**The problem**: Please report how many lines in these records contain the string "checked", and give nothing besides the number.
**********
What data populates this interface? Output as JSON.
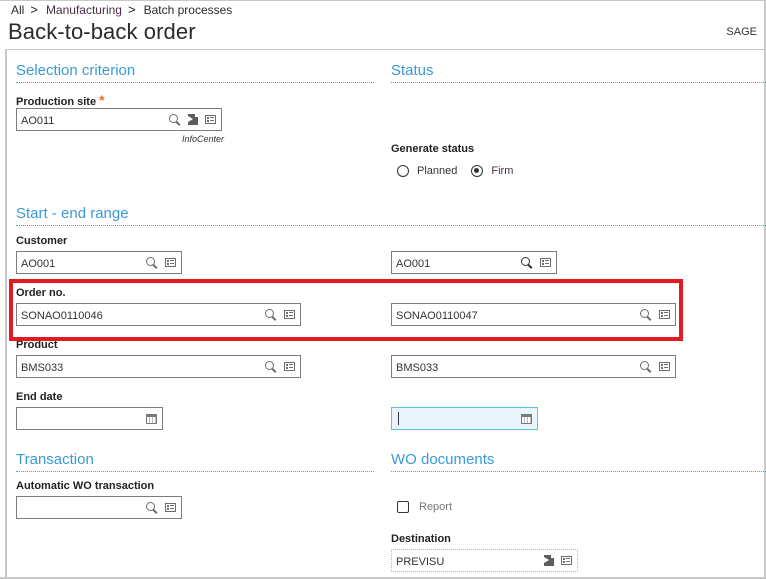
{
  "breadcrumb": {
    "items": [
      "All",
      "Manufacturing",
      "Batch processes"
    ],
    "separator": ">"
  },
  "header": {
    "title": "Back-to-back order",
    "user": "SAGE"
  },
  "sections": {
    "selection": {
      "title": "Selection criterion",
      "production_site": {
        "label": "Production site",
        "required_mark": "*",
        "value": "AO011",
        "infocenter_label": "InfoCenter"
      }
    },
    "status": {
      "title": "Status",
      "generate_status": {
        "label": "Generate status",
        "options": [
          "Planned",
          "Firm"
        ],
        "selected": "Firm"
      }
    },
    "range": {
      "title": "Start - end range",
      "customer": {
        "label": "Customer",
        "start": "AO001",
        "end": "AO001"
      },
      "order_no": {
        "label": "Order no.",
        "start": "SONAO0110046",
        "end": "SONAO0110047"
      },
      "product": {
        "label": "Product",
        "start": "BMS033",
        "end": "BMS033"
      },
      "end_date": {
        "label": "End date",
        "start": "",
        "end": ""
      }
    },
    "transaction": {
      "title": "Transaction",
      "automatic_wo": {
        "label": "Automatic WO transaction",
        "value": ""
      }
    },
    "wo_documents": {
      "title": "WO documents",
      "report": {
        "label": "Report",
        "checked": false
      },
      "destination": {
        "label": "Destination",
        "value": "PREVISU"
      }
    }
  },
  "annotation": {
    "highlight_color": "#e21b23",
    "highlighted_field": "Order no."
  },
  "colors": {
    "section_title": "#3a9ad9",
    "required": "#e8712a",
    "focused_field_bg": "#e9f5fb"
  }
}
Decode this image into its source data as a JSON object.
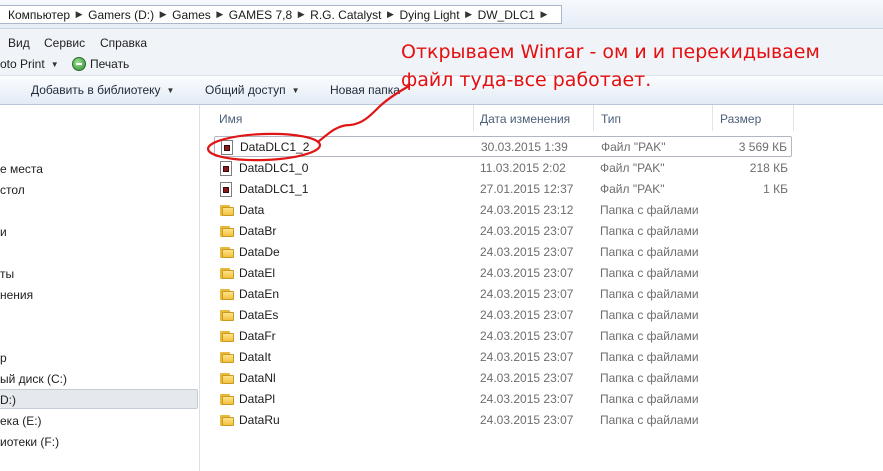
{
  "breadcrumb": {
    "items": [
      "Компьютер",
      "Gamers (D:)",
      "Games",
      "GAMES 7,8",
      "R.G. Catalyst",
      "Dying Light",
      "DW_DLC1"
    ]
  },
  "menubar": {
    "view": "Вид",
    "service": "Сервис",
    "help": "Справка"
  },
  "printbar": {
    "photo_print": "oto Print",
    "print": "Печать"
  },
  "toolbar": {
    "add_to_library": "Добавить в библиотеку",
    "share": "Общий доступ",
    "new_folder": "Новая папка"
  },
  "nav": {
    "items": [
      "е места",
      "стол",
      "и",
      "ты",
      "нения",
      "р",
      "ый диск (C:)",
      "D:)",
      "ека (E:)",
      "иотеки (F:)"
    ]
  },
  "columns": {
    "name": "Имя",
    "date": "Дата изменения",
    "type": "Тип",
    "size": "Размер"
  },
  "files": [
    {
      "name": "DataDLC1_2",
      "date": "30.03.2015 1:39",
      "type": "Файл \"PAK\"",
      "size": "3 569 КБ",
      "kind": "file"
    },
    {
      "name": "DataDLC1_0",
      "date": "11.03.2015 2:02",
      "type": "Файл \"PAK\"",
      "size": "218 КБ",
      "kind": "file"
    },
    {
      "name": "DataDLC1_1",
      "date": "27.01.2015 12:37",
      "type": "Файл \"PAK\"",
      "size": "1 КБ",
      "kind": "file"
    },
    {
      "name": "Data",
      "date": "24.03.2015 23:12",
      "type": "Папка с файлами",
      "size": "",
      "kind": "folder"
    },
    {
      "name": "DataBr",
      "date": "24.03.2015 23:07",
      "type": "Папка с файлами",
      "size": "",
      "kind": "folder"
    },
    {
      "name": "DataDe",
      "date": "24.03.2015 23:07",
      "type": "Папка с файлами",
      "size": "",
      "kind": "folder"
    },
    {
      "name": "DataEl",
      "date": "24.03.2015 23:07",
      "type": "Папка с файлами",
      "size": "",
      "kind": "folder"
    },
    {
      "name": "DataEn",
      "date": "24.03.2015 23:07",
      "type": "Папка с файлами",
      "size": "",
      "kind": "folder"
    },
    {
      "name": "DataEs",
      "date": "24.03.2015 23:07",
      "type": "Папка с файлами",
      "size": "",
      "kind": "folder"
    },
    {
      "name": "DataFr",
      "date": "24.03.2015 23:07",
      "type": "Папка с файлами",
      "size": "",
      "kind": "folder"
    },
    {
      "name": "DataIt",
      "date": "24.03.2015 23:07",
      "type": "Папка с файлами",
      "size": "",
      "kind": "folder"
    },
    {
      "name": "DataNl",
      "date": "24.03.2015 23:07",
      "type": "Папка с файлами",
      "size": "",
      "kind": "folder"
    },
    {
      "name": "DataPl",
      "date": "24.03.2015 23:07",
      "type": "Папка с файлами",
      "size": "",
      "kind": "folder"
    },
    {
      "name": "DataRu",
      "date": "24.03.2015 23:07",
      "type": "Папка с файлами",
      "size": "",
      "kind": "folder"
    }
  ],
  "annotation": {
    "line1": "Открываем Winrar - ом и и перекидываем",
    "line2": "файл туда-все работает.",
    "color": "#e60f0f"
  }
}
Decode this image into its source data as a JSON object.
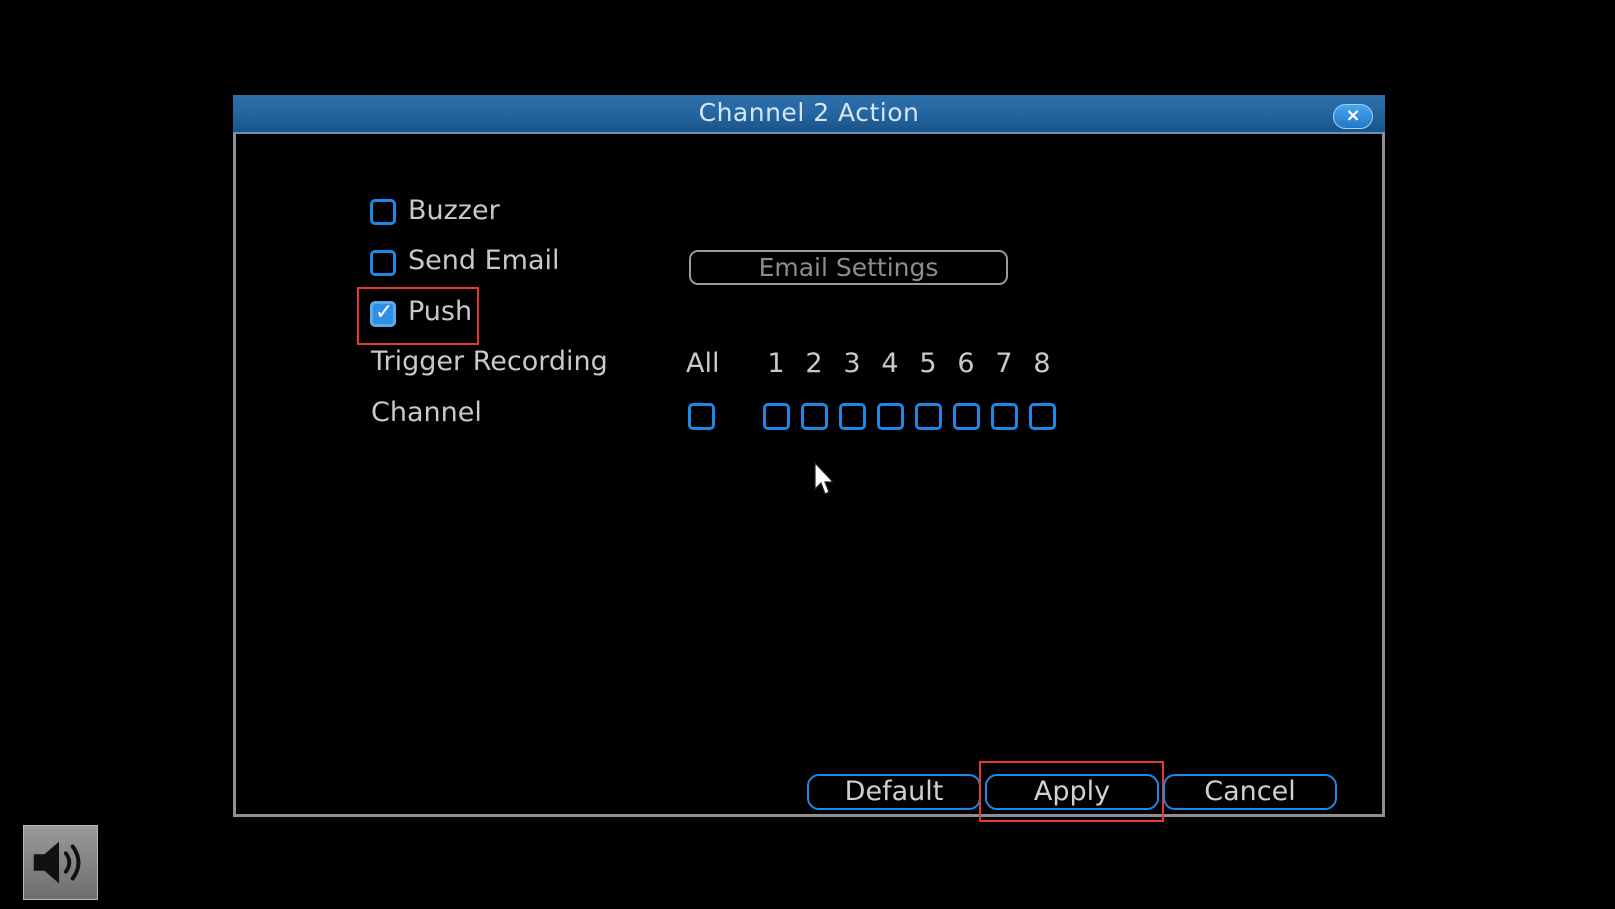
{
  "dialog": {
    "title": "Channel 2 Action",
    "close_label": "×"
  },
  "options": {
    "buzzer": {
      "label": "Buzzer",
      "checked": false
    },
    "send_email": {
      "label": "Send Email",
      "checked": false
    },
    "push": {
      "label": "Push",
      "checked": true
    }
  },
  "email_settings_label": "Email Settings",
  "trigger": {
    "label": "Trigger Recording",
    "channel_label": "Channel",
    "all_label": "All",
    "channels": [
      "1",
      "2",
      "3",
      "4",
      "5",
      "6",
      "7",
      "8"
    ]
  },
  "buttons": {
    "default": "Default",
    "apply": "Apply",
    "cancel": "Cancel"
  },
  "colors": {
    "accent": "#1e88e5",
    "title_bar": "#2667a2",
    "highlight": "#e53935"
  },
  "icons": {
    "close": "close-icon",
    "check": "checkmark-icon",
    "cursor": "mouse-pointer-icon",
    "volume": "speaker-icon"
  }
}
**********
**Finished exercise**: 4